The runner-up Canucks, who had by far the most points in the NHL during the regular season and were the only team with 50 wins, have opened as 11/2 favorites. And surely Vancouver will be plenty motivated after coming so close. Some have called for the team to trade Roberto Luongo, but he’s still one of the best goalies in the world. Should he see a sports psychologist? Perhaps. But he’s not going anywhere. The Canucks' three biggest decisions involving unrestricted free agents will come with defensemen Christian Ehrhoff, Kevin Bieksa and Sami Salo. Bieksa is the guy who is most important, but who will also cost the most. But the Canucks will again be stacked at forward as the Sedin twins, Ryan Kesler, Alex Burrows, Mason Raymond, Manny Malhotra and Mikael Samuelsson will all be back unless one is traded.
The Capitals are 17/2, but in a way they are the Roberto Luongo of the Eastern Conference in that they tend to fold in the clutch. Washington dominates in the regular season but then falls flat in the playoffs. There was no excuse for getting swept by Tampa Bay in the East semis. I’m not sold on goalie Michal Neuvirth, who was 27-12-4 with a .914 save percentage and a 2.35 goals against average during the season. But then he allowed at least three goals in every game of the sweep by the Lightning.
The Penguins at 9/1 seem like good value, but you would have to bank on the return to health of both Sidney Crosby and Evgeni Malkin. The Flyers at 9/1 could be great value assuming they do agree to terms with recently acquired goalie Ilya Bryzgalov, formerly of the Coyotes. He would fill the Flyers’ biggest need, but Philly also will likely have to cut loose a high-priced forward (Jeff Carter?) to afford Bryzgalov.

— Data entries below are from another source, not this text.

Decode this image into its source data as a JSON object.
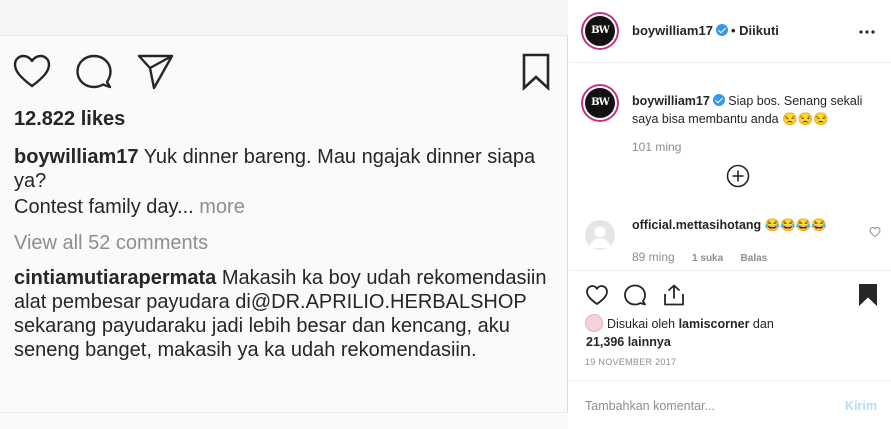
{
  "left": {
    "likes": "12.822 likes",
    "caption": {
      "user": "boywilliam17",
      "text": " Yuk dinner bareng. Mau ngajak dinner siapa ya?"
    },
    "contest": "Contest family day...",
    "more": "more",
    "view_all": "View all 52 comments",
    "comment": {
      "user": "cintiamutiarapermata",
      "text": " Makasih ka boy udah rekomendasiin alat pembesar payudara di@DR.APRILIO.HERBALSHOP  sekarang payudaraku jadi lebih besar dan kencang, aku seneng banget, makasih ya ka udah rekomendasiin."
    },
    "icons": [
      "heart-icon",
      "comment-icon",
      "share-icon",
      "bookmark-icon"
    ]
  },
  "right": {
    "header": {
      "username": "boywilliam17",
      "follow_status": "• Diikuti",
      "avatar_text": "BW"
    },
    "reply_comment": {
      "user": "boywilliam17",
      "text": " Siap bos. Senang sekali saya bisa membantu anda 😒😒😒",
      "time": "101 ming"
    },
    "second_comment": {
      "user": "official.mettasihotang",
      "text": " 😂😂😂😂",
      "time": "89 ming",
      "likes": "1 suka",
      "reply": "Balas"
    },
    "liked_by": {
      "prefix": "Disukai oleh ",
      "user": "lamiscorner",
      "mid": " dan",
      "count": "21,396 lainnya"
    },
    "date": "19 NOVEMBER 2017",
    "add_comment": {
      "placeholder": "Tambahkan komentar...",
      "post": "Kirim"
    }
  },
  "colors": {
    "accent_blue": "#3897f0",
    "post_disabled": "#b2dffc",
    "muted": "#8e8e8e",
    "text": "#262626"
  }
}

But I think the best value is the Chicago Blackhawks at 15/1. Chicago took a step back this season after winning the Cup in 2010, but that was to be somewhat expected after having to dump guys like Kris Versteeg, Dustin Byfuglien and Antti Niemi due to salary concerns. But with the cap expected to go up about $4 million next season, the Hawks should be able to reload around guys like Patrick Kane, Jonathan Toews, Marian Hossa, Duncan Keith and Brent Seabrook. Plus, Chicago doesn’t have any goalie concerns heading into the 2011-12 season, as the Hawks locked up young Corey Crawford after he went 33-18-6 with four shutouts and a 2.30 GAA during the regular season. And he was very good in that first-round loss to Vancouver with a .927 save percentage and a 2.21 GAA. One could argue that if the Hawks had won that Game 7 in Vancouver, they would have represented the West in the Finals again.